Both malware strains – called HARDRAIN and BADCALL – have the ability to install a remote access tool (RAT) payload on Androids. Windows systems are then drawn in as proxy servers, which disguises command-and-control communications.
The analysis of HARDRAIN and BADCALL comes from a Malware Analysis Report (MAR) between the agencies. The malicious activity has since been attributed to Hidden Cobra, the umbrella term for illicit cyber activity at the hands of the Kim Jong Un-led North Korean government.
According to the report, “The FBI has high confidence that Hidden Cobra actors are using malware variants in conjunction with proxy servers to maintain a presence on victim networks and to further network exploitation.”
The first two files are “32-bit Windows executables that function as proxy servers and implement a ‘Fake TLS’ method.”

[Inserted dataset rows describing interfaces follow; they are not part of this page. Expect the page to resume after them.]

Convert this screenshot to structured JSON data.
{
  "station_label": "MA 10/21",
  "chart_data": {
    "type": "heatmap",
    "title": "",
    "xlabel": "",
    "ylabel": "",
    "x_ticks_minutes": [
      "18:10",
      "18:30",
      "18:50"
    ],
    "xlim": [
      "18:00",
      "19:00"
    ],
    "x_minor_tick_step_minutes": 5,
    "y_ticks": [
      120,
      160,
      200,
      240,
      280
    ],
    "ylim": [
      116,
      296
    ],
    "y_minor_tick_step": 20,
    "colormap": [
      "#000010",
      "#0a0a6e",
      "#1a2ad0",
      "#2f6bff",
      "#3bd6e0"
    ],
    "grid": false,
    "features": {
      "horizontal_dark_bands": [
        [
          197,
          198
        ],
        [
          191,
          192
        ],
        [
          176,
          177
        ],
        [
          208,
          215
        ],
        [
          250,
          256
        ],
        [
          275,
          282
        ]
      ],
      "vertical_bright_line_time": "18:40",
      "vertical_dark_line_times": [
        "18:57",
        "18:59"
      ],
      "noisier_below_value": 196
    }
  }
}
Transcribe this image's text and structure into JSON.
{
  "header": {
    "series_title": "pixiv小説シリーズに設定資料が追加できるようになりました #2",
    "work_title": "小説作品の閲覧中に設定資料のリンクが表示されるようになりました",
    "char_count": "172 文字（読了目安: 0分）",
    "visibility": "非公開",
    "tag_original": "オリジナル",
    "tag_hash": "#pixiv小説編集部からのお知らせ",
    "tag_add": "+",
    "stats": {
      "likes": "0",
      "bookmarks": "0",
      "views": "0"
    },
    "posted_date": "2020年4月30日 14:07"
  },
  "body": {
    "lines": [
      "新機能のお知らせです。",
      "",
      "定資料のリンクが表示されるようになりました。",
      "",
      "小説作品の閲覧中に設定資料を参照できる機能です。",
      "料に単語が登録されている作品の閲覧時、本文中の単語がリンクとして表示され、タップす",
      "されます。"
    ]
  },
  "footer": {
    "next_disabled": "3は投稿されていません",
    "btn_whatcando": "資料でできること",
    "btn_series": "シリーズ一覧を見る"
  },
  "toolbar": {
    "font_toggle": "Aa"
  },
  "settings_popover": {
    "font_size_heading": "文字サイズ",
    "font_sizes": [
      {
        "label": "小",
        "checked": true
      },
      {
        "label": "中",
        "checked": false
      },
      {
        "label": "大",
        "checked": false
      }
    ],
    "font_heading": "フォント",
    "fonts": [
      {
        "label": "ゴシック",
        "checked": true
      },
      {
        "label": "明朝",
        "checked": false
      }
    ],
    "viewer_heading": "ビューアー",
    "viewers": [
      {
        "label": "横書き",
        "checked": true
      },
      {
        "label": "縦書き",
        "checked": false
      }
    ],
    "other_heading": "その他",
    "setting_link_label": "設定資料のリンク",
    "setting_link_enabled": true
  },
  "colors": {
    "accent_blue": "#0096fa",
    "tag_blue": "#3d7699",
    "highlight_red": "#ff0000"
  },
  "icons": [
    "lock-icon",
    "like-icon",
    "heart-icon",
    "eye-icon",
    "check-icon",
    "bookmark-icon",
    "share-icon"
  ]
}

The report notes that a “third file is an Android Package Kit (APK) file designed to run on Android platforms as a fully functioning RAT.”
According to the BADCALL report, the APK is “capable of recording phone calls, taking screenshots using the device’s embedded camera, reading data from the contact manager, and downloading and uploading data from the compromised Android device.” Further, it can execute commands and scan open Wi-Fi networks.
The US-CERT report warns users or administrators to flag activity associated with the malware variants, and report it to the DHS National Cyber Security and Communications Integration Center (NCCIC) or the FBI Cyber Watch (CyWatch).
But their caution doesn’t stop there. The joint report also offers mitigation tips for users and administrators. The best practices, the report notes, could “strengthen the security posture of an organization’s systems.”
• Maintain up-to-date antivirus signatures and engines
• Restrict users’ ability (permissions) to install and run unwanted software applications
• Enforce a strong password policy and implement regular password changes
• Exercise caution when opening email attachments (even if the sender is known)
• Keep operating system patches up-to-date
• Enable a personal firewall on agency workstations
• Disable unnecessary services on agency workstations and servers
• Scan for and remove suspicious email attachments
• Monitor users’ web browsing habits
• Restrict access to sites with unfavorable content
• Exercise caution when using removable media
• Scan all software downloaded from the internet prior to executing
• Maintain situational awareness of the latest threats
It appears that the Lazarus Group, whose name has biblical roots, has multiplied its efforts of late. The allegedly state-sponsored group is also believed to be behind the “HaoBao” campaign. In it, Lazarus phishes users via email by posing as recruiters. Their target: Bitcoin users and global financial organizations, according to McAfee.